*** Records supplied Section Begins ***

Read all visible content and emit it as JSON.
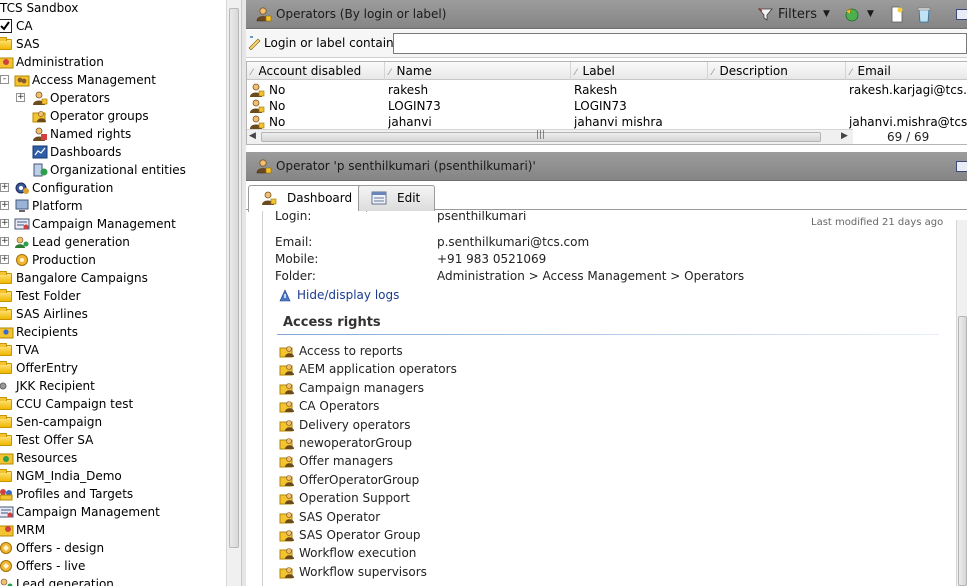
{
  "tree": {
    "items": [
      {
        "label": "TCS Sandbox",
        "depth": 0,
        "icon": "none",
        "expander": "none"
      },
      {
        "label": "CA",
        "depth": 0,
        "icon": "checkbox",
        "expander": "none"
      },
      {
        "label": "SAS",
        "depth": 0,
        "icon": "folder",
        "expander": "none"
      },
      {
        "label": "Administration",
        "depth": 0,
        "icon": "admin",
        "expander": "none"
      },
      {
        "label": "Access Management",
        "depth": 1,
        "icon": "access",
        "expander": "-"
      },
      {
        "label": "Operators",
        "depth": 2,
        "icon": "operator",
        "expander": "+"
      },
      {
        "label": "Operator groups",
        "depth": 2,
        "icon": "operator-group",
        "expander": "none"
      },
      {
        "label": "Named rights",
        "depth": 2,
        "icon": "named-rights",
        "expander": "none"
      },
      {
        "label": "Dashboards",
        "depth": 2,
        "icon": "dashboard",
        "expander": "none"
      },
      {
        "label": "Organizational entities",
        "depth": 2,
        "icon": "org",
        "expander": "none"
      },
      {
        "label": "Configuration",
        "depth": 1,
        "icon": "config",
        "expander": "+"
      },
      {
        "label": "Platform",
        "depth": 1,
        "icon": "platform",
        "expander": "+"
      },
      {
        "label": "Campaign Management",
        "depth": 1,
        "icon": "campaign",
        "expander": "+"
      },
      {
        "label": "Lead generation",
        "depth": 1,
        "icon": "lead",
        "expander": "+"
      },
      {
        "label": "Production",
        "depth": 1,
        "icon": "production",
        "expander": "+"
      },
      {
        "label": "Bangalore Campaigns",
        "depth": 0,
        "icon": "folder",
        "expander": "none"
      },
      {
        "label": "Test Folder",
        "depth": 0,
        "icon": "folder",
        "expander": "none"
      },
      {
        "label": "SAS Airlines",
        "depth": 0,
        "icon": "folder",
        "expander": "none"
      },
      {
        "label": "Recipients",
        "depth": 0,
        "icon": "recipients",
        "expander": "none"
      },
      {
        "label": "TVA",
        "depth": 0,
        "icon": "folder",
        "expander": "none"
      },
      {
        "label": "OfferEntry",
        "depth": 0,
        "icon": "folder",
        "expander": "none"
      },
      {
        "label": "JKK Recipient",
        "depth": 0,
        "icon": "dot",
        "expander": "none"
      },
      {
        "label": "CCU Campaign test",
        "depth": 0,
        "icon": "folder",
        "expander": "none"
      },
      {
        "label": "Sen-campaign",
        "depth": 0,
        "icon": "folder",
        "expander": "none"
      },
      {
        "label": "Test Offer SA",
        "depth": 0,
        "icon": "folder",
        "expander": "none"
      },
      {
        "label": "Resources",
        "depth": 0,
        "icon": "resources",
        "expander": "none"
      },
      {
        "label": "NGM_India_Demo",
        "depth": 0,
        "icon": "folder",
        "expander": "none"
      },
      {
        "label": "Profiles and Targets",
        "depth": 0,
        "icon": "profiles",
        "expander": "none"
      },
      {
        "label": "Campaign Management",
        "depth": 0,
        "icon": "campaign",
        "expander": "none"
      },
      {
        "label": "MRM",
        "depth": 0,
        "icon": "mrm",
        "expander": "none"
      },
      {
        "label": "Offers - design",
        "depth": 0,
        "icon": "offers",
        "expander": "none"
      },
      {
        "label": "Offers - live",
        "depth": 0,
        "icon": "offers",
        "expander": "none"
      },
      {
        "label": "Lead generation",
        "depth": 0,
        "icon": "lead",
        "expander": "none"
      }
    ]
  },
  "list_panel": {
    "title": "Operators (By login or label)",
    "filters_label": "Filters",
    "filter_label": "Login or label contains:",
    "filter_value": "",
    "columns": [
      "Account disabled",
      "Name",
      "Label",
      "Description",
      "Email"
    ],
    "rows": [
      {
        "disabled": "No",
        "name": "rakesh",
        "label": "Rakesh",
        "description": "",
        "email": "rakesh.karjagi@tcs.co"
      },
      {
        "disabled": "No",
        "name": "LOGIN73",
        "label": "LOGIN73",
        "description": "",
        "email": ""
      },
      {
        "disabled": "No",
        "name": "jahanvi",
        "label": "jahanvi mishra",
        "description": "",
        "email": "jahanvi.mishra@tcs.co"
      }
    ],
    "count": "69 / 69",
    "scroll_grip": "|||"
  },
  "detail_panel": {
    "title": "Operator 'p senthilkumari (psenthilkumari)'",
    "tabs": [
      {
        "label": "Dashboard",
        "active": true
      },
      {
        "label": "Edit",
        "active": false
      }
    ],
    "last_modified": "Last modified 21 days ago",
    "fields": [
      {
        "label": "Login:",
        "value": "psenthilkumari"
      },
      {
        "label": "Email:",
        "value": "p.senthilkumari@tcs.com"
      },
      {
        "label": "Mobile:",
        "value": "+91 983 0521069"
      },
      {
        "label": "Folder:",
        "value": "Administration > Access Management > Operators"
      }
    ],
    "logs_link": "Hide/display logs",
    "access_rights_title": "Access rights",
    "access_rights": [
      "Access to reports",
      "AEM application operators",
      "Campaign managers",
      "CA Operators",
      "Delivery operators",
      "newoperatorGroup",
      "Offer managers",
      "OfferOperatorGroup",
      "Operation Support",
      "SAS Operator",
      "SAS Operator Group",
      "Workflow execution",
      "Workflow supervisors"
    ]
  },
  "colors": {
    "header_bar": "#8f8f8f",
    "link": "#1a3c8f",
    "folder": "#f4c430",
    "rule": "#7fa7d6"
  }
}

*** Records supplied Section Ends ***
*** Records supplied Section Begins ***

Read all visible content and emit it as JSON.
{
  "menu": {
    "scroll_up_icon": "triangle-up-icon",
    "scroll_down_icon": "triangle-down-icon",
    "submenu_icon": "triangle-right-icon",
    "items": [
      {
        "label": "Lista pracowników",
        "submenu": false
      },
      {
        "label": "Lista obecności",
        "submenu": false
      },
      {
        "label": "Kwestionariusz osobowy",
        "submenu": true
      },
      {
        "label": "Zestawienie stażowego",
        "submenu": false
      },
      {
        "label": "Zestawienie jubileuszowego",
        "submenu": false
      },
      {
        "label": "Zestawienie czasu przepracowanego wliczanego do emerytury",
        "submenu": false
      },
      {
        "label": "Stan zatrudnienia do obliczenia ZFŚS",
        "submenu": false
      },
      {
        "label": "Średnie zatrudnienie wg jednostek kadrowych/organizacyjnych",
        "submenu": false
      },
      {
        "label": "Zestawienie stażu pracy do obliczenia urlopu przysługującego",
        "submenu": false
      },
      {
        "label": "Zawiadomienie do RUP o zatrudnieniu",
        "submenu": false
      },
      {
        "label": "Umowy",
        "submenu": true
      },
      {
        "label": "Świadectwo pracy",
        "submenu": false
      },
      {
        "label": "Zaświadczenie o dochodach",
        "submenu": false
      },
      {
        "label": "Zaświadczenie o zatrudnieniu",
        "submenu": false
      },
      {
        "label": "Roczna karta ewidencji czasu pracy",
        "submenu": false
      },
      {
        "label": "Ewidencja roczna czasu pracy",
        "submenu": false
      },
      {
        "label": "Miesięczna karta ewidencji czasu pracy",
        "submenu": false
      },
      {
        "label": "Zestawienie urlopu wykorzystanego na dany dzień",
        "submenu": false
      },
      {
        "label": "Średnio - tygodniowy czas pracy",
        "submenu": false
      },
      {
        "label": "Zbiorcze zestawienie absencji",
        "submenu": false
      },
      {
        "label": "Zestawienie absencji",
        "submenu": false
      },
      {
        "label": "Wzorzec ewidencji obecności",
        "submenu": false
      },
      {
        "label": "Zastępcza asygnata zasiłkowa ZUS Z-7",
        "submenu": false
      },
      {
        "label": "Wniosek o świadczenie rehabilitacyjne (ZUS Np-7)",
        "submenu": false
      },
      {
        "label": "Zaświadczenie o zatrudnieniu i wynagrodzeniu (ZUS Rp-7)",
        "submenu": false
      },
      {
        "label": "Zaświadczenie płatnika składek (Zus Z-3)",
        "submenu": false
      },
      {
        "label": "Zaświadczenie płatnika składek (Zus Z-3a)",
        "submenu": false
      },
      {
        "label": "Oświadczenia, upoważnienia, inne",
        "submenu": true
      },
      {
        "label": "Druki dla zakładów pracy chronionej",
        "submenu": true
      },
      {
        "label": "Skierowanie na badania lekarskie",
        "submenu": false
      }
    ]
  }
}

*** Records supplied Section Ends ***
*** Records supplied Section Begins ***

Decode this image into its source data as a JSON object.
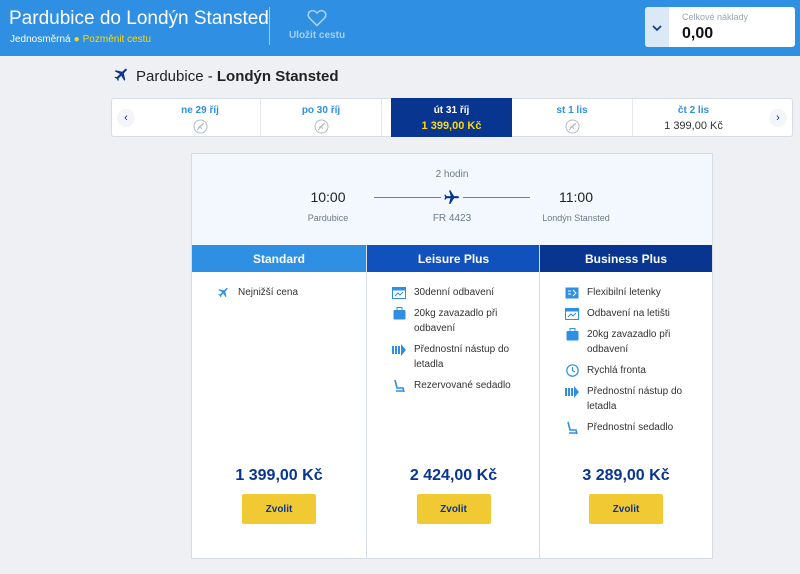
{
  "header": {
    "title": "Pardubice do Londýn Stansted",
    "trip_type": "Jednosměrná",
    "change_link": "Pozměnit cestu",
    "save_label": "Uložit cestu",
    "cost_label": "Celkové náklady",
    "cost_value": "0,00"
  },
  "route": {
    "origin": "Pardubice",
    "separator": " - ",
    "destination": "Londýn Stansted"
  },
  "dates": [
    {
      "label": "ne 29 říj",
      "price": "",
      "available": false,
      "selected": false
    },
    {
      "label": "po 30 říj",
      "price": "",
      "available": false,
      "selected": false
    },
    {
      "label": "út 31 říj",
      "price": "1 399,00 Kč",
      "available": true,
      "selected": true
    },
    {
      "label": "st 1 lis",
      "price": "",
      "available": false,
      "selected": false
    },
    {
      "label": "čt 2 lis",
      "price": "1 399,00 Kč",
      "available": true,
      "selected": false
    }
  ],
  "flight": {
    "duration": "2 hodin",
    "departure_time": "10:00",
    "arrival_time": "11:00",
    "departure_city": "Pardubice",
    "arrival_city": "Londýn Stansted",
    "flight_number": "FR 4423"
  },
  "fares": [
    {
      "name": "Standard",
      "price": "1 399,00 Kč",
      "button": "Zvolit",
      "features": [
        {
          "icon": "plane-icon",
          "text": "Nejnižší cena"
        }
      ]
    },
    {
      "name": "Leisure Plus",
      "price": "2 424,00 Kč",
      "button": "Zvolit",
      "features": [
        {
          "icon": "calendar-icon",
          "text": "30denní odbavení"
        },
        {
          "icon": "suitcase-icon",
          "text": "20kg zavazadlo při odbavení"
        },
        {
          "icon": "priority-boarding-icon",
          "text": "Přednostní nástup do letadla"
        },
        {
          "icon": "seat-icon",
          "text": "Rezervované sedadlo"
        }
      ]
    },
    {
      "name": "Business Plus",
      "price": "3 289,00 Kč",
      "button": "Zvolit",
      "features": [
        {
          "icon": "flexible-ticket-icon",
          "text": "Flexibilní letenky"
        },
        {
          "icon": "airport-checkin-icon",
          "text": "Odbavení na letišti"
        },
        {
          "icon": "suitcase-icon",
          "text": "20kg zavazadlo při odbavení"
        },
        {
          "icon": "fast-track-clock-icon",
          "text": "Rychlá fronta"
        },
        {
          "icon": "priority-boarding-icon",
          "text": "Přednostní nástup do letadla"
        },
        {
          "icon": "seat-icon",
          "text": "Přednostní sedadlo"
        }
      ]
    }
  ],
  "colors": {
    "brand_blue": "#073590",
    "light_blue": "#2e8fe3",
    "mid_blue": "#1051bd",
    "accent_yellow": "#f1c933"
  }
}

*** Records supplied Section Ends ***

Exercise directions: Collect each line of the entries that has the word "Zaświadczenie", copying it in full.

Exercise response:
        "label": "Zaświadczenie o dochodach",
        "label": "Zaświadczenie o zatrudnieniu",
        "label": "Zaświadczenie o zatrudnieniu i wynagrodzeniu (ZUS Rp-7)",
        "label": "Zaświadczenie płatnika składek (Zus Z-3)",
        "label": "Zaświadczenie płatnika składek (Zus Z-3a)",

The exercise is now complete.